A CITY FOR EVERYONE
The conflicts haven’t ended: while the group of construction companies seems to have joined forces with the city council in order to ensure that the project will go ahead, the Ocupe Estelita movement has the support of the Federal Prosecution Service and the bodies that safeguard the Historical and Cultural Heritage in order to try and preserve the right to the landscape and to the various monuments situated in the vicinity. One of the fundamental appeals that the activists depend upon is the request for the listing of the railway yard, the railway lines and all the equipment that provides material testimonies to the implantation here of Brazil’s second railway, dating from 1855-1858, as places/objects of public interest. At the same time, the recent statement by the city’s mayor, that there was no room for “sulking” and that the project would definitely be “going ahead” highlights the compromise that already exists between the local politicians and this mercantilist project for the city. The Federal Prosecution Service considers it to be “premature and inopportune” for the City Hall to have approved the government bill for the area, given the importance of the historical heritage that is at stake and the environmental impacts of this pretentious initiative.

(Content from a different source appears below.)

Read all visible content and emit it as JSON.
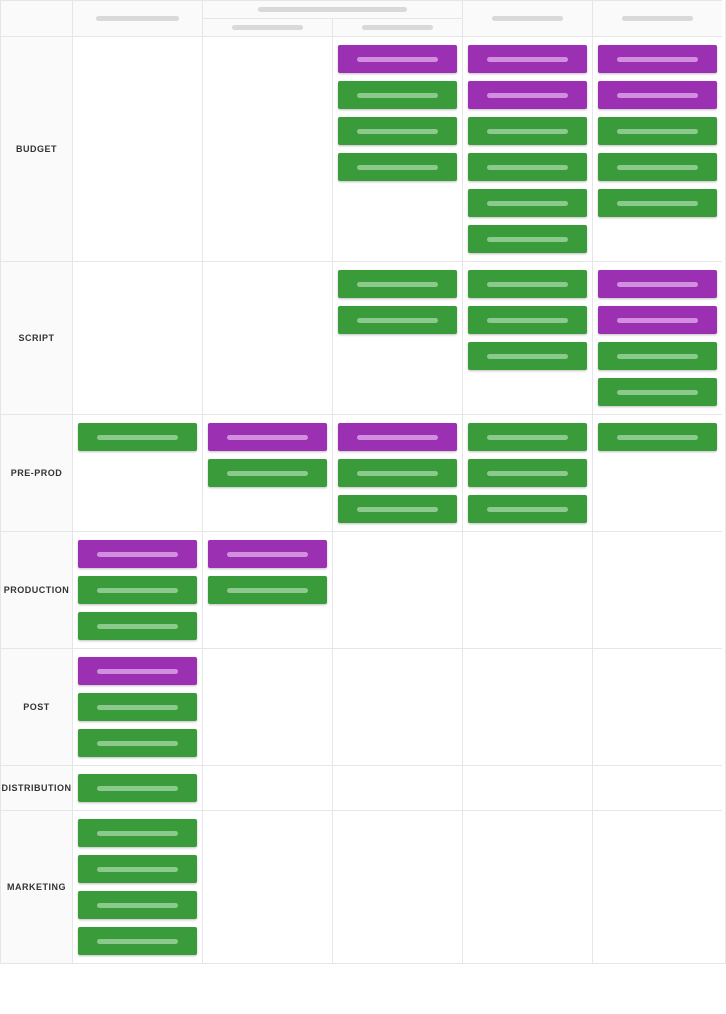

Amid the great turbulence of the economic and political crises that have brought such turmoil to Brazil, including the corruption scandals surrounding the financing of election campaigns by the large construction companies, which in return expect to receive favours and convenient opportunities at a later date, nothing seems to be clearly defined in the panorama of the city of Recife. Although the history of the capital of the state of Pernambuco shows that there have been many occasions on which the radical transformation of the landscape of this tropical metropolis has proceeded in the most tortuous ways, the next episodes in this intricately complex soap opera have yet to be written. The originality of the Ocupe Estelita movement is becoming a reference point for urban struggles, and citizenship is gaining ground in Recife.
This text was published in J-A 252, Jan.-Apr. 2015, pp. 586 – 589.
586 One day after the Ocupe Estelita movement’s first action, someone erased the phrases written by the activists, but the conflict still goes on. Photograph by Direitos Urbanos/Divulgação.